5 For completeness it would be helpful if the Ruling stated that Division 11 does not simply apply to all 'approved provider' arrangements and that other requirements will need to be met. No change made. The factors provide guidance in determining whether a supply is being made by the supplier to the insurer under tripartite arrangements, including under 'approved provider' arrangements. The factors are not a set of criteria to be rigidly applied. In identifying to whom a supply is made, it is necessary to look at the whole arrangement.
6 Is it the intention of the Australian Taxation Office (ATO) to create a flowchart describing a 'pre-existing framework or agreement'? This would be very helpful for medical suppliers. I understand that this may be difficult because the factors identified are not all required to have a 'pre-existing framework or agreement'. No change made. The factors provide guidance in determining whether a supply is being made by the supplier to the insurer under a tripartite arrangement. We agree that it is difficult to create a flowchart describing a pre-existing framework or agreement and how to apply the factors to determine whether there is a supply made to the insurer. For that reason we have not included one.

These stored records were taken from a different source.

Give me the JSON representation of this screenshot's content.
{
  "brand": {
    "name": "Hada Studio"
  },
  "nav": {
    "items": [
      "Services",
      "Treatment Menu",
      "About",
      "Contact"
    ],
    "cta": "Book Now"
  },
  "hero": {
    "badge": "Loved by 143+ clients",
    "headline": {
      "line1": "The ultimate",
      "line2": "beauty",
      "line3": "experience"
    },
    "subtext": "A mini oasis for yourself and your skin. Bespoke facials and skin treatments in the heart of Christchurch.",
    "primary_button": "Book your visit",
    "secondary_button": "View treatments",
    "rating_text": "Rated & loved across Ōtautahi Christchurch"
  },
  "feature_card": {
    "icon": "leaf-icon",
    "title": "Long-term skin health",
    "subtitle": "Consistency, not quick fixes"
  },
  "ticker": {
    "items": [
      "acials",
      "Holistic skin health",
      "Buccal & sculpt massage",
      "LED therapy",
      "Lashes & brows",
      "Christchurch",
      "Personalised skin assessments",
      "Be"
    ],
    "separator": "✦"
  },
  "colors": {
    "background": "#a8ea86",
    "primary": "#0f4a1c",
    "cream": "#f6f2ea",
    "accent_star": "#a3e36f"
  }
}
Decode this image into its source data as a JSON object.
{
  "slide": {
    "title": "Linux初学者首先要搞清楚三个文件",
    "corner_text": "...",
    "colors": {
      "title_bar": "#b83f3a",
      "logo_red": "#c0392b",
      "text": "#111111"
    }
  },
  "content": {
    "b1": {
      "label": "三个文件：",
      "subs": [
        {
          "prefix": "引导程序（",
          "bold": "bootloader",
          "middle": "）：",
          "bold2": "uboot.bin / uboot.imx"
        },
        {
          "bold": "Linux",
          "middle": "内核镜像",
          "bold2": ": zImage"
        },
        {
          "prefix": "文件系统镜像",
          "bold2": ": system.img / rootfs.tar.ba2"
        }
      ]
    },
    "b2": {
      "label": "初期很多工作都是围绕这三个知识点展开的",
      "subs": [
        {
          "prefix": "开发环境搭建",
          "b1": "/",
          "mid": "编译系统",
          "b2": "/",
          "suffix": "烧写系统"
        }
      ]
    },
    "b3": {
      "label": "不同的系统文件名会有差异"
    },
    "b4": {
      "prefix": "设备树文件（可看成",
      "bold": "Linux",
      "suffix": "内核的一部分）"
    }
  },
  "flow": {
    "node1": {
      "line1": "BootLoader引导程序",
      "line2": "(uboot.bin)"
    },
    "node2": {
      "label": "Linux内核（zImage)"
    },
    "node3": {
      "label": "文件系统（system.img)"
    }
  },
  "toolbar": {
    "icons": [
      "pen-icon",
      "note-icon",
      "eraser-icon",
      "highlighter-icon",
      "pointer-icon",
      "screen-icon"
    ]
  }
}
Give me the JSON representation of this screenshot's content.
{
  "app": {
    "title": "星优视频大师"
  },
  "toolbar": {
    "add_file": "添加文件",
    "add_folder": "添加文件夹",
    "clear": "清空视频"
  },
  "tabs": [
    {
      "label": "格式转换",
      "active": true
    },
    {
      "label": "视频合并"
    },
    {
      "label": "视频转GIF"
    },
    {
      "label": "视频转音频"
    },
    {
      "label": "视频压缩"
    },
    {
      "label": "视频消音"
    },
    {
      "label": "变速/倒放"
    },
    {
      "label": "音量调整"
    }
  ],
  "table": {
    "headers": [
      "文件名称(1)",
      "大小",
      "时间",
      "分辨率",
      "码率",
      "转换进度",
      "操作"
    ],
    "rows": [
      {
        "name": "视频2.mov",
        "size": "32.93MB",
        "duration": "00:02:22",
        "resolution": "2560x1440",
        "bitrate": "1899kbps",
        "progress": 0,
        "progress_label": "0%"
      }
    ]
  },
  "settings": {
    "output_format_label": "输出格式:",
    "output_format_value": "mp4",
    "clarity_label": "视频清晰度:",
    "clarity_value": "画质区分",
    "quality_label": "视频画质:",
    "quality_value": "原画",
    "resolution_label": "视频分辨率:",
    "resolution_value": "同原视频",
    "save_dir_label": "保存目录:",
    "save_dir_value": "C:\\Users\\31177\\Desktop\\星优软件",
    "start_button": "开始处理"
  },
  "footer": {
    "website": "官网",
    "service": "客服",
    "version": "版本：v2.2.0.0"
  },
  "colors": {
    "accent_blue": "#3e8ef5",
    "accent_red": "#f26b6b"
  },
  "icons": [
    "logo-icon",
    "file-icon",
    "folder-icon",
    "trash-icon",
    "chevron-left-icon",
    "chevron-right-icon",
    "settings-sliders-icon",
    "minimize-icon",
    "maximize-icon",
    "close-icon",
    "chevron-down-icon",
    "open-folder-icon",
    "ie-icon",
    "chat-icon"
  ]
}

The Addendum to GSTR 2006/9 at paragraphs 221C to 221E discusses the form and requirements of a pre-existing framework.

7 From a general insurance perspective, it would appear that most if not all arrangements with medical providers in respect of medical treatment are payment arrangements. To ensure that this is clear to medical providers, it would be worthwhile stating this clearly and providing any examples which the ATO believes is a taxable supply. Although many current arrangements with medical providers in respect of medical treatment are considered to be payment arrangements, it may be that some of these arrangements, upon application of the factors in the Addendum, will result in a supply being made by the supplier to the insurer. The Addendum provides Example 16A as illustrative of a taxable supply made to the insurer under a pre-existing framework or agreement.
8 Comments regarding details of proposed legislative change. The Ruling applies to the law as enacted at the time of issue. However a transitional arrangement is included in relation to certain health related supplies.
9 Request for a longer transitional period for health-related supplies. Change made. The Ruling provides for a longer transitional period up to 30 June 2012.
10 Comments regarding details of proposed legislative change. The submission outlines a number of areas that could be made subject to the payment of GST as an unintended consequence of the addendum. These include:

·
State, Territory and federal workers' compensation schemes
·
State and Territory motor accident insurance schemes
·
Department of Veterans' Affairs health treatments
·
Department of Families, Housing, Community Services and Indigenous Affairs (FaHCSIA) payments such as the Helping Children with Autism and Better Start for Children with a Disability programs

The Ruling applies to the law as enacted at the time of issue. However a transitional arrangement is included in relation to certain health related supplies.
11 Broadly agree with the proposed amendments and will not be making any recommendations to amend the draft Addendum. Noted.

References


Relevant (draft) Ruling/Determination
GSTR 2006/10
GSTR 2006/10DA